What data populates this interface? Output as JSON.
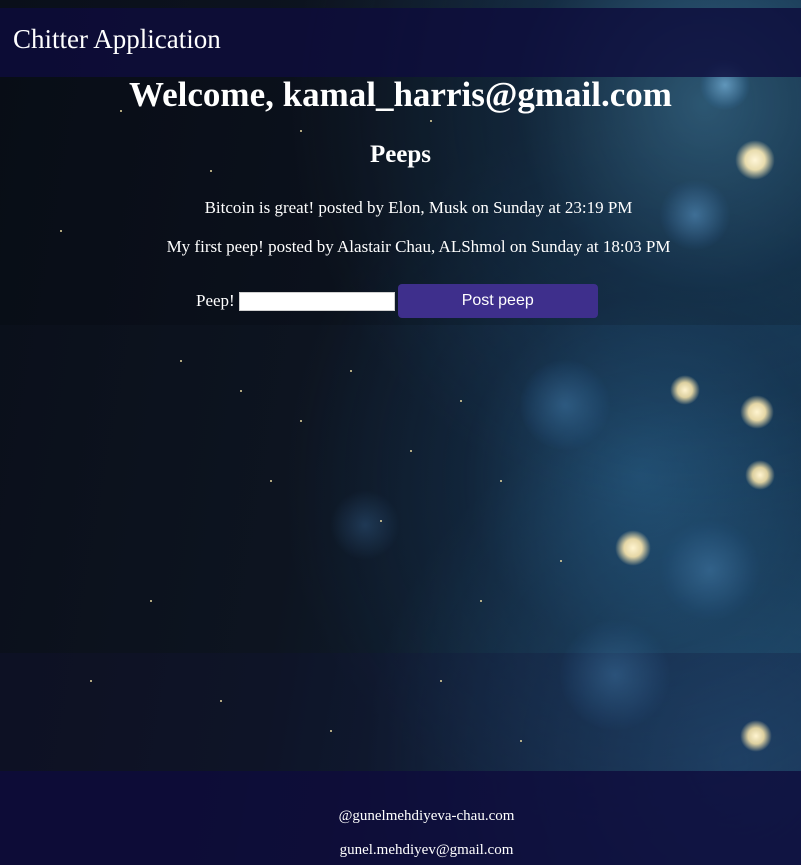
{
  "header": {
    "title": "Chitter Application"
  },
  "main": {
    "welcome_prefix": "Welcome, ",
    "user_email": "kamal_harris@gmail.com",
    "peeps_heading": "Peeps",
    "peeps": [
      {
        "text": "Bitcoin is great!",
        "posted_by": "posted by",
        "author": "Elon, Musk",
        "on": "on",
        "day": "Sunday",
        "at": "at",
        "time": "23:19 PM"
      },
      {
        "text": "My first peep!",
        "posted_by": "posted by",
        "author": "Alastair Chau, ALShmol",
        "on": "on",
        "day": "Sunday",
        "at": "at",
        "time": "18:03 PM"
      }
    ],
    "form": {
      "label": "Peep!",
      "input_value": "",
      "button_label": "Post peep"
    }
  },
  "footer": {
    "handle": "@gunelmehdiyeva-chau.com",
    "email": "gunel.mehdiyev@gmail.com"
  },
  "colors": {
    "bar_background": "#0e0c3c",
    "button_background": "#3e2f8c",
    "text": "#ffffff"
  }
}
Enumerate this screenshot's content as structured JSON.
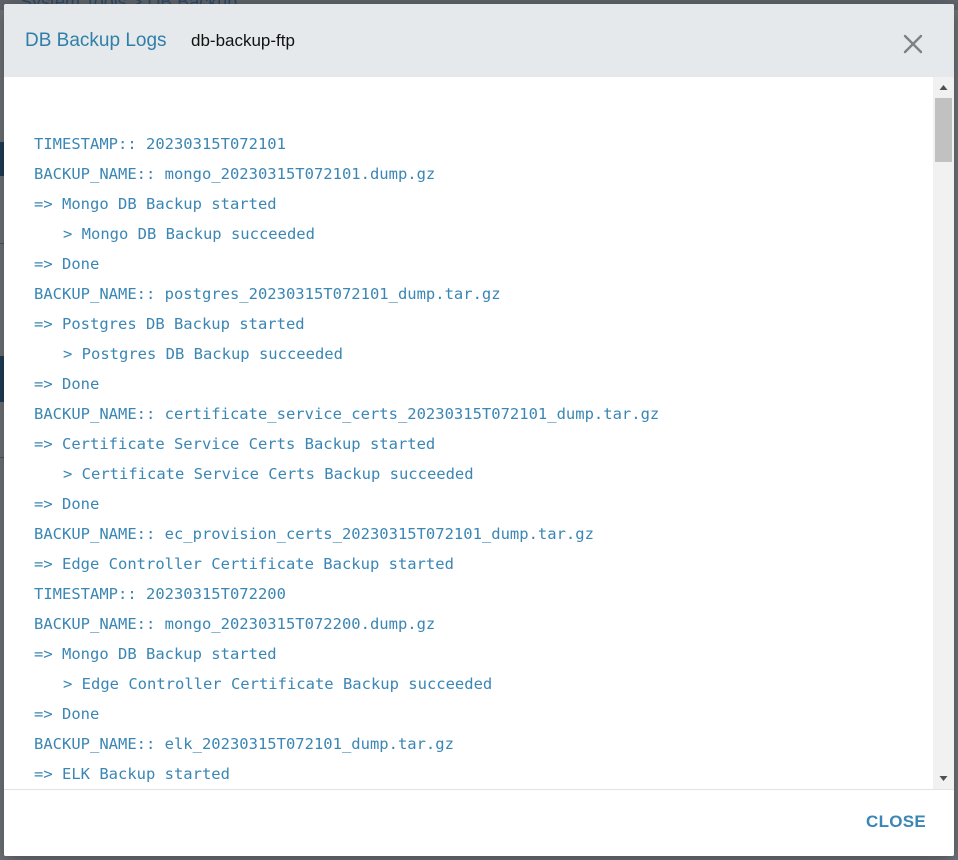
{
  "background": {
    "breadcrumb": "System Tools  >  DB Backup"
  },
  "modal": {
    "title": "DB Backup Logs",
    "subtitle": "db-backup-ftp",
    "close_icon": "close-icon",
    "footer": {
      "close_label": "CLOSE"
    },
    "log_lines": [
      {
        "text": "TIMESTAMP:: 20230315T072101",
        "indent": false
      },
      {
        "text": "BACKUP_NAME:: mongo_20230315T072101.dump.gz",
        "indent": false
      },
      {
        "text": "=> Mongo DB Backup started",
        "indent": false
      },
      {
        "text": "> Mongo DB Backup succeeded",
        "indent": true
      },
      {
        "text": "=> Done",
        "indent": false
      },
      {
        "text": "BACKUP_NAME:: postgres_20230315T072101_dump.tar.gz",
        "indent": false
      },
      {
        "text": "=> Postgres DB Backup started",
        "indent": false
      },
      {
        "text": "> Postgres DB Backup succeeded",
        "indent": true
      },
      {
        "text": "=> Done",
        "indent": false
      },
      {
        "text": "BACKUP_NAME:: certificate_service_certs_20230315T072101_dump.tar.gz",
        "indent": false
      },
      {
        "text": "=> Certificate Service Certs Backup started",
        "indent": false
      },
      {
        "text": "> Certificate Service Certs Backup succeeded",
        "indent": true
      },
      {
        "text": "=> Done",
        "indent": false
      },
      {
        "text": "BACKUP_NAME:: ec_provision_certs_20230315T072101_dump.tar.gz",
        "indent": false
      },
      {
        "text": "=> Edge Controller Certificate Backup started",
        "indent": false
      },
      {
        "text": "TIMESTAMP:: 20230315T072200",
        "indent": false
      },
      {
        "text": "BACKUP_NAME:: mongo_20230315T072200.dump.gz",
        "indent": false
      },
      {
        "text": "=> Mongo DB Backup started",
        "indent": false
      },
      {
        "text": "> Edge Controller Certificate Backup succeeded",
        "indent": true
      },
      {
        "text": "=> Done",
        "indent": false
      },
      {
        "text": "BACKUP_NAME:: elk_20230315T072101_dump.tar.gz",
        "indent": false
      },
      {
        "text": "=> ELK Backup started",
        "indent": false
      }
    ]
  },
  "colors": {
    "accent": "#3a86b4",
    "title": "#2f7fa8",
    "header_bg": "#e5e9ec"
  }
}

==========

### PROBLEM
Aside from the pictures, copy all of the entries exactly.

### WRITTEN REPLY
What data populates this interface? Output as JSON.
{
  "header": {
    "title": "Chitter Application"
  },
  "main": {
    "welcome_prefix": "Welcome, ",
    "user_email": "kamal_harris@gmail.com",
    "peeps_heading": "Peeps",
    "peeps": [
      {
        "text": "Bitcoin is great!",
        "posted_by": "posted by",
        "author": "Elon, Musk",
        "on": "on",
        "day": "Sunday",
        "at": "at",
        "time": "23:19 PM"
      },
      {
        "text": "My first peep!",
        "posted_by": "posted by",
        "author": "Alastair Chau, ALShmol",
        "on": "on",
        "day": "Sunday",
        "at": "at",
        "time": "18:03 PM"
      }
    ],
    "form": {
      "label": "Peep!",
      "input_value": "",
      "button_label": "Post peep"
    }
  },
  "footer": {
    "handle": "@gunelmehdiyeva-chau.com",
    "email": "gunel.mehdiyev@gmail.com"
  },
  "colors": {
    "bar_background": "#0e0c3c",
    "button_background": "#3e2f8c",
    "text": "#ffffff"
  }
}
Enumerate this screenshot's content as structured JSON.
{
  "background": {
    "breadcrumb": "System Tools  >  DB Backup"
  },
  "modal": {
    "title": "DB Backup Logs",
    "subtitle": "db-backup-ftp",
    "close_icon": "close-icon",
    "footer": {
      "close_label": "CLOSE"
    },
    "log_lines": [
      {
        "text": "TIMESTAMP:: 20230315T072101",
        "indent": false
      },
      {
        "text": "BACKUP_NAME:: mongo_20230315T072101.dump.gz",
        "indent": false
      },
      {
        "text": "=> Mongo DB Backup started",
        "indent": false
      },
      {
        "text": "> Mongo DB Backup succeeded",
        "indent": true
      },
      {
        "text": "=> Done",
        "indent": false
      },
      {
        "text": "BACKUP_NAME:: postgres_20230315T072101_dump.tar.gz",
        "indent": false
      },
      {
        "text": "=> Postgres DB Backup started",
        "indent": false
      },
      {
        "text": "> Postgres DB Backup succeeded",
        "indent": true
      },
      {
        "text": "=> Done",
        "indent": false
      },
      {
        "text": "BACKUP_NAME:: certificate_service_certs_20230315T072101_dump.tar.gz",
        "indent": false
      },
      {
        "text": "=> Certificate Service Certs Backup started",
        "indent": false
      },
      {
        "text": "> Certificate Service Certs Backup succeeded",
        "indent": true
      },
      {
        "text": "=> Done",
        "indent": false
      },
      {
        "text": "BACKUP_NAME:: ec_provision_certs_20230315T072101_dump.tar.gz",
        "indent": false
      },
      {
        "text": "=> Edge Controller Certificate Backup started",
        "indent": false
      },
      {
        "text": "TIMESTAMP:: 20230315T072200",
        "indent": false
      },
      {
        "text": "BACKUP_NAME:: mongo_20230315T072200.dump.gz",
        "indent": false
      },
      {
        "text": "=> Mongo DB Backup started",
        "indent": false
      },
      {
        "text": "> Edge Controller Certificate Backup succeeded",
        "indent": true
      },
      {
        "text": "=> Done",
        "indent": false
      },
      {
        "text": "BACKUP_NAME:: elk_20230315T072101_dump.tar.gz",
        "indent": false
      },
      {
        "text": "=> ELK Backup started",
        "indent": false
      }
    ]
  },
  "colors": {
    "accent": "#3a86b4",
    "title": "#2f7fa8",
    "header_bg": "#e5e9ec"
  }
}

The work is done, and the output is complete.